EXERCISE INSTRUCTIONS - Write out the records that follow exactly. Do not include pictures.

DATA -
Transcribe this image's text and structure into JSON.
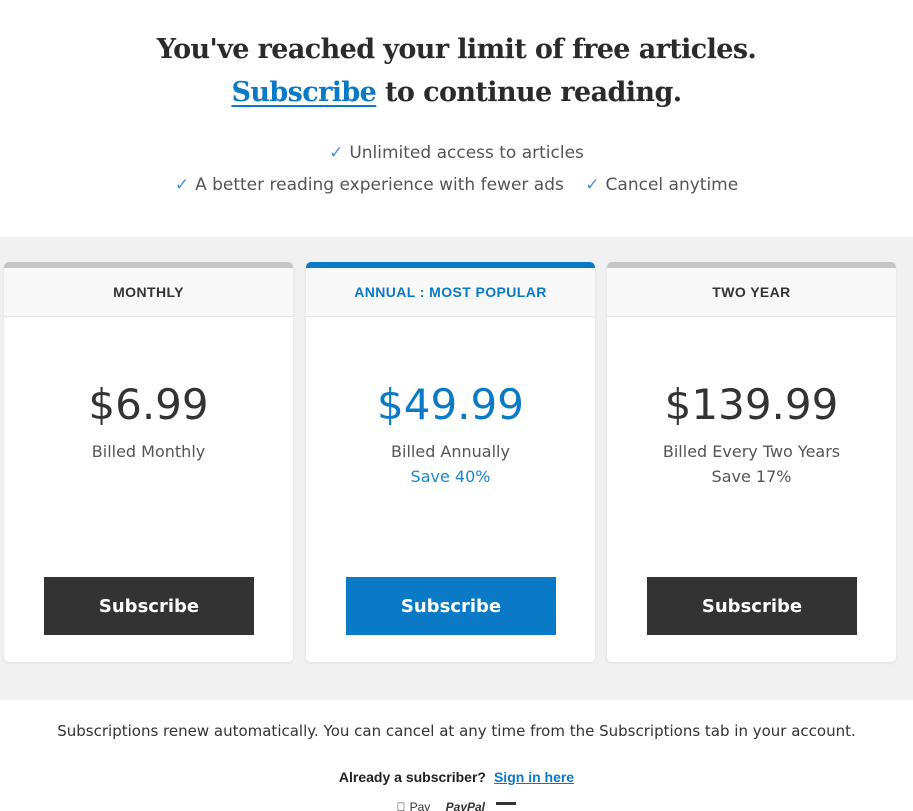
{
  "header": {
    "line1": "You've reached your limit of free articles.",
    "subscribe_link": "Subscribe",
    "line2_rest": " to continue reading."
  },
  "benefits": [
    "Unlimited access to articles",
    "A better reading experience with fewer ads",
    "Cancel anytime"
  ],
  "check_glyph": "✓",
  "plans": [
    {
      "name": "MONTHLY",
      "price": "$6.99",
      "billing": "Billed Monthly",
      "save": "",
      "button": "Subscribe"
    },
    {
      "name": "ANNUAL : MOST POPULAR",
      "price": "$49.99",
      "billing": "Billed Annually",
      "save": "Save 40%",
      "button": "Subscribe"
    },
    {
      "name": "TWO YEAR",
      "price": "$139.99",
      "billing": "Billed Every Two Years",
      "save": "Save 17%",
      "button": "Subscribe"
    }
  ],
  "footer": {
    "renew_note": "Subscriptions renew automatically. You can cancel at any time from the Subscriptions tab in your account.",
    "already_text": "Already a subscriber?",
    "sign_in": "Sign in here",
    "apple_pay": "Pay",
    "paypal": "PayPal"
  },
  "colors": {
    "accent": "#0a79c6",
    "dark_button": "#333333",
    "band": "#f1f1f1"
  },
  "icons": [
    "check-icon",
    "apple-pay-icon",
    "paypal-icon",
    "credit-card-icon"
  ]
}
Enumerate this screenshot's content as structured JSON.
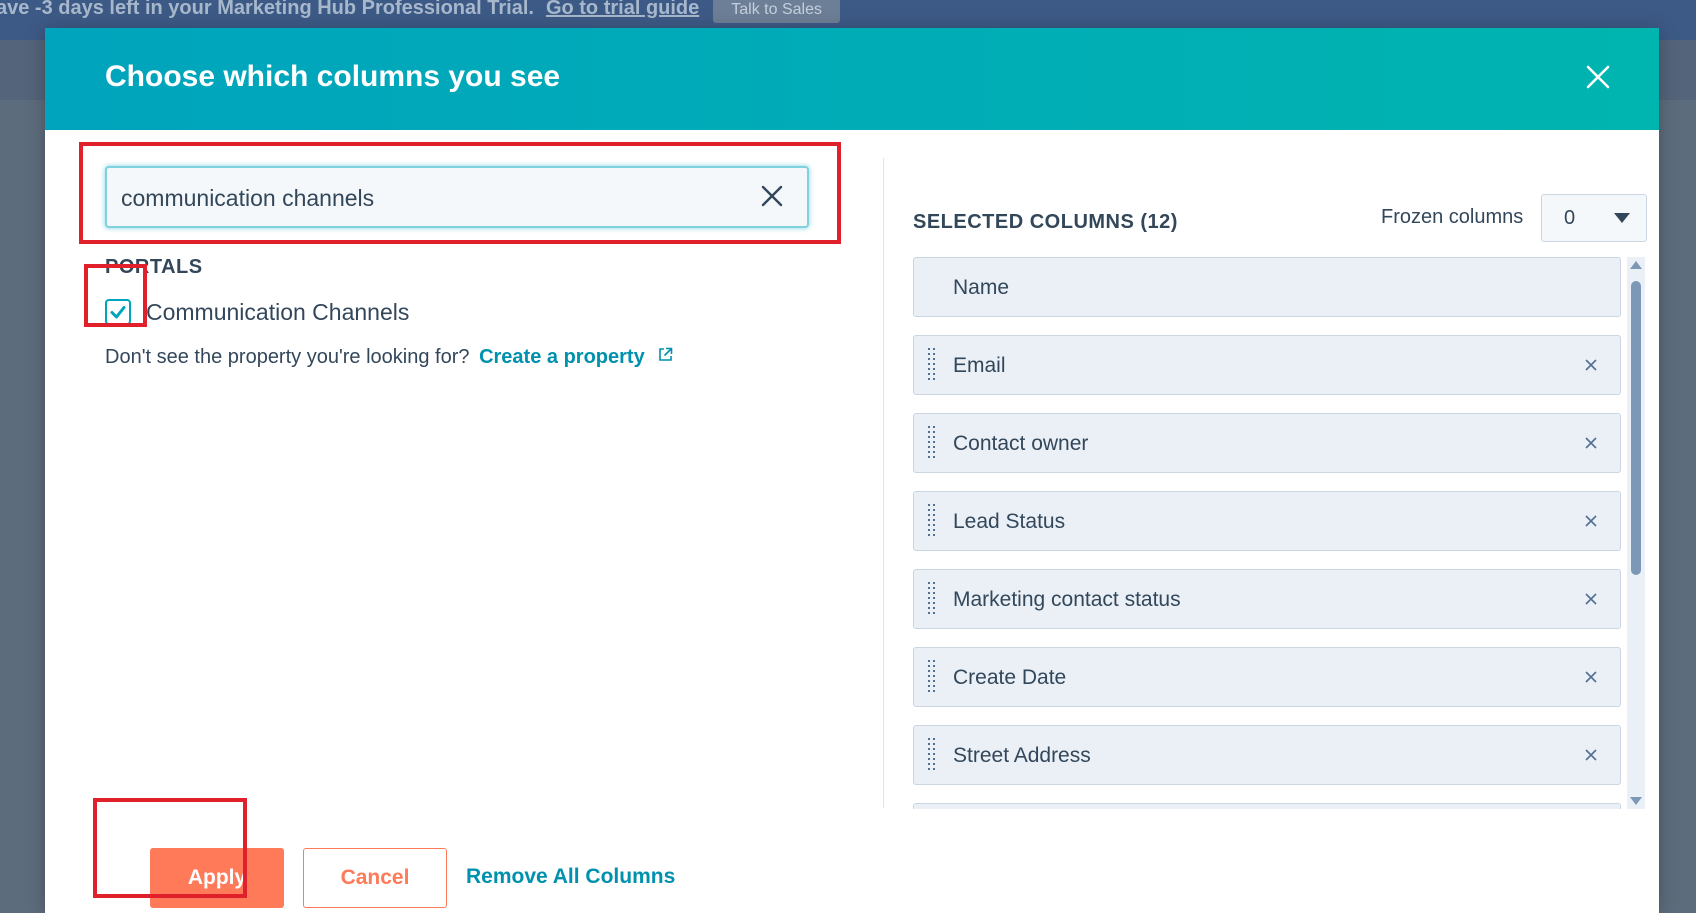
{
  "background": {
    "banner_text": "ave -3 days left in your Marketing Hub Professional Trial.",
    "banner_link": "Go to trial guide",
    "banner_button": "Talk to Sales"
  },
  "modal": {
    "title": "Choose which columns you see",
    "close_icon": "close-icon",
    "search": {
      "value": "communication channels",
      "clear_icon": "close-icon"
    },
    "section_label": "PORTALS",
    "option": {
      "label": "Communication Channels",
      "checked": true
    },
    "hint": {
      "text": "Don't see the property you're looking for?",
      "link": "Create a property",
      "link_icon": "external-link-icon"
    },
    "selected": {
      "title": "SELECTED COLUMNS (12)",
      "frozen_label": "Frozen columns",
      "frozen_value": "0",
      "columns": [
        {
          "label": "Name"
        },
        {
          "label": "Email"
        },
        {
          "label": "Contact owner"
        },
        {
          "label": "Lead Status"
        },
        {
          "label": "Marketing contact status"
        },
        {
          "label": "Create Date"
        },
        {
          "label": "Street Address"
        }
      ]
    },
    "footer": {
      "apply": "Apply",
      "cancel": "Cancel",
      "remove_all": "Remove All Columns"
    }
  },
  "colors": {
    "header_start": "#00a4bd",
    "header_end": "#00b4b0",
    "accent_orange": "#ff7a59",
    "link_teal": "#0091ae",
    "highlight_red": "#e0202a",
    "text_dark": "#33475b"
  }
}
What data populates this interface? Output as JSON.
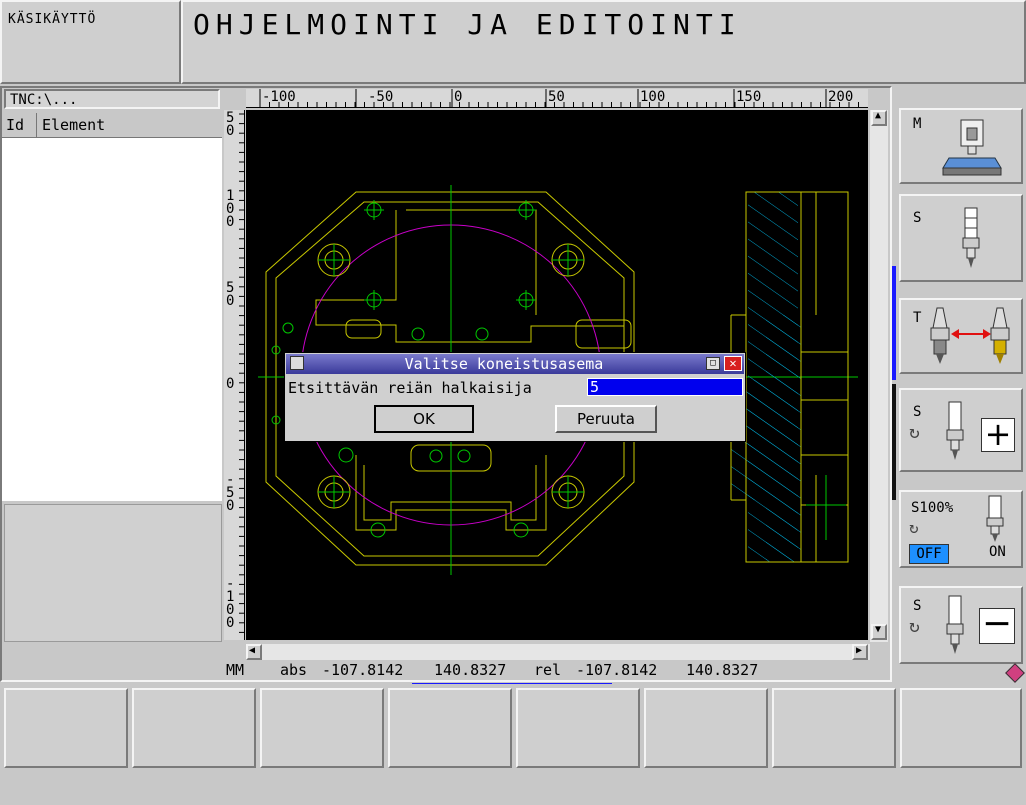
{
  "mode": {
    "label": "KÄSIKÄYTTÖ"
  },
  "header": {
    "title": "OHJELMOINTI JA EDITOINTI"
  },
  "left_panel": {
    "path": "TNC:\\...",
    "columns": [
      "Id",
      "Element"
    ]
  },
  "ruler": {
    "x_ticks": [
      "-100",
      "-50",
      "0",
      "50",
      "100",
      "150",
      "200"
    ],
    "y_ticks": [
      "50",
      "100",
      "50",
      "0",
      "-50",
      "-100"
    ]
  },
  "status_bar": {
    "unit": "MM",
    "abs_label": "abs",
    "abs_x": "-107.8142",
    "abs_y": "140.8327",
    "rel_label": "rel",
    "rel_x": "-107.8142",
    "rel_y": "140.8327"
  },
  "dialog": {
    "title": "Valitse koneistusasema",
    "field_label": "Etsittävän reiän halkaisija",
    "field_value": "5",
    "ok_label": "OK",
    "cancel_label": "Peruuta"
  },
  "sidebar": {
    "m_label": "M",
    "s1_label": "S",
    "t_label": "T",
    "s2_label": "S",
    "s100_label": "S100%",
    "off_label": "OFF",
    "on_label": "ON",
    "s3_label": "S"
  },
  "colors": {
    "drawing_bg": "#000000",
    "geometry": "#c8c800",
    "centerline": "#00c800",
    "circle": "#c800c8",
    "hatch": "#00a0c8",
    "selection": "#0000ff",
    "off_badge": "#1e90ff",
    "arrow": "#e01010"
  }
}
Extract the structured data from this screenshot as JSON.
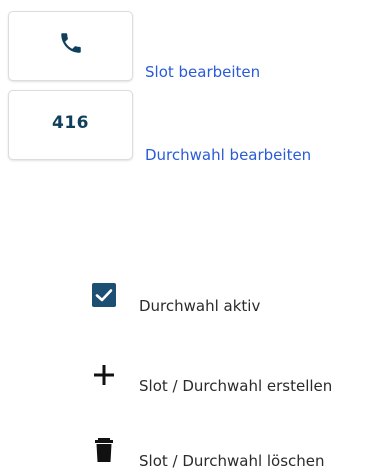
{
  "tiles": {
    "slot": {
      "icon": "phone-icon",
      "icon_color": "#0f3f5c"
    },
    "extension": {
      "number": "416"
    }
  },
  "links": {
    "edit_slot": "Slot bearbeiten",
    "edit_extension": "Durchwahl bearbeiten"
  },
  "legend": {
    "active": {
      "icon": "checkbox-checked-icon",
      "label": "Durchwahl aktiv"
    },
    "create": {
      "icon": "plus-icon",
      "label": "Slot / Durchwahl erstellen"
    },
    "delete": {
      "icon": "trash-icon",
      "label": "Slot / Durchwahl löschen"
    }
  },
  "colors": {
    "accent": "#0f3f5c",
    "checkbox": "#1d4f73",
    "link": "#2a5bd7",
    "text": "#2b2b2b"
  }
}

RESULT OF THIS EXERCISE -
Transcribe this image's text and structure into JSON.
{
  "header": {
    "line1": "You've reached your limit of free articles.",
    "subscribe_link": "Subscribe",
    "line2_rest": " to continue reading."
  },
  "benefits": [
    "Unlimited access to articles",
    "A better reading experience with fewer ads",
    "Cancel anytime"
  ],
  "check_glyph": "✓",
  "plans": [
    {
      "name": "MONTHLY",
      "price": "$6.99",
      "billing": "Billed Monthly",
      "save": "",
      "button": "Subscribe"
    },
    {
      "name": "ANNUAL : MOST POPULAR",
      "price": "$49.99",
      "billing": "Billed Annually",
      "save": "Save 40%",
      "button": "Subscribe"
    },
    {
      "name": "TWO YEAR",
      "price": "$139.99",
      "billing": "Billed Every Two Years",
      "save": "Save 17%",
      "button": "Subscribe"
    }
  ],
  "footer": {
    "renew_note": "Subscriptions renew automatically. You can cancel at any time from the Subscriptions tab in your account.",
    "already_text": "Already a subscriber?",
    "sign_in": "Sign in here",
    "apple_pay": "Pay",
    "paypal": "PayPal"
  },
  "colors": {
    "accent": "#0a79c6",
    "dark_button": "#333333",
    "band": "#f1f1f1"
  },
  "icons": [
    "check-icon",
    "apple-pay-icon",
    "paypal-icon",
    "credit-card-icon"
  ]
}
Enumerate this screenshot's content as structured JSON.
{
  "background": {
    "banner_text": "ave -3 days left in your Marketing Hub Professional Trial.",
    "banner_link": "Go to trial guide",
    "banner_button": "Talk to Sales"
  },
  "modal": {
    "title": "Choose which columns you see",
    "close_icon": "close-icon",
    "search": {
      "value": "communication channels",
      "clear_icon": "close-icon"
    },
    "section_label": "PORTALS",
    "option": {
      "label": "Communication Channels",
      "checked": true
    },
    "hint": {
      "text": "Don't see the property you're looking for?",
      "link": "Create a property",
      "link_icon": "external-link-icon"
    },
    "selected": {
      "title": "SELECTED COLUMNS (12)",
      "frozen_label": "Frozen columns",
      "frozen_value": "0",
      "columns": [
        {
          "label": "Name"
        },
        {
          "label": "Email"
        },
        {
          "label": "Contact owner"
        },
        {
          "label": "Lead Status"
        },
        {
          "label": "Marketing contact status"
        },
        {
          "label": "Create Date"
        },
        {
          "label": "Street Address"
        }
      ]
    },
    "footer": {
      "apply": "Apply",
      "cancel": "Cancel",
      "remove_all": "Remove All Columns"
    }
  },
  "colors": {
    "header_start": "#00a4bd",
    "header_end": "#00b4b0",
    "accent_orange": "#ff7a59",
    "link_teal": "#0091ae",
    "highlight_red": "#e0202a",
    "text_dark": "#33475b"
  }
}
What data populates this interface? Output as JSON.
{
  "mode": {
    "label": "KÄSIKÄYTTÖ"
  },
  "header": {
    "title": "OHJELMOINTI JA EDITOINTI"
  },
  "left_panel": {
    "path": "TNC:\\...",
    "columns": [
      "Id",
      "Element"
    ]
  },
  "ruler": {
    "x_ticks": [
      "-100",
      "-50",
      "0",
      "50",
      "100",
      "150",
      "200"
    ],
    "y_ticks": [
      "50",
      "100",
      "50",
      "0",
      "-50",
      "-100"
    ]
  },
  "status_bar": {
    "unit": "MM",
    "abs_label": "abs",
    "abs_x": "-107.8142",
    "abs_y": "140.8327",
    "rel_label": "rel",
    "rel_x": "-107.8142",
    "rel_y": "140.8327"
  },
  "dialog": {
    "title": "Valitse koneistusasema",
    "field_label": "Etsittävän reiän halkaisija",
    "field_value": "5",
    "ok_label": "OK",
    "cancel_label": "Peruuta"
  },
  "sidebar": {
    "m_label": "M",
    "s1_label": "S",
    "t_label": "T",
    "s2_label": "S",
    "s100_label": "S100%",
    "off_label": "OFF",
    "on_label": "ON",
    "s3_label": "S"
  },
  "colors": {
    "drawing_bg": "#000000",
    "geometry": "#c8c800",
    "centerline": "#00c800",
    "circle": "#c800c8",
    "hatch": "#00a0c8",
    "selection": "#0000ff",
    "off_badge": "#1e90ff",
    "arrow": "#e01010"
  }
}
Extract the structured data from this screenshot as JSON.
{
  "tiles": {
    "slot": {
      "icon": "phone-icon",
      "icon_color": "#0f3f5c"
    },
    "extension": {
      "number": "416"
    }
  },
  "links": {
    "edit_slot": "Slot bearbeiten",
    "edit_extension": "Durchwahl bearbeiten"
  },
  "legend": {
    "active": {
      "icon": "checkbox-checked-icon",
      "label": "Durchwahl aktiv"
    },
    "create": {
      "icon": "plus-icon",
      "label": "Slot / Durchwahl erstellen"
    },
    "delete": {
      "icon": "trash-icon",
      "label": "Slot / Durchwahl löschen"
    }
  },
  "colors": {
    "accent": "#0f3f5c",
    "checkbox": "#1d4f73",
    "link": "#2a5bd7",
    "text": "#2b2b2b"
  }
}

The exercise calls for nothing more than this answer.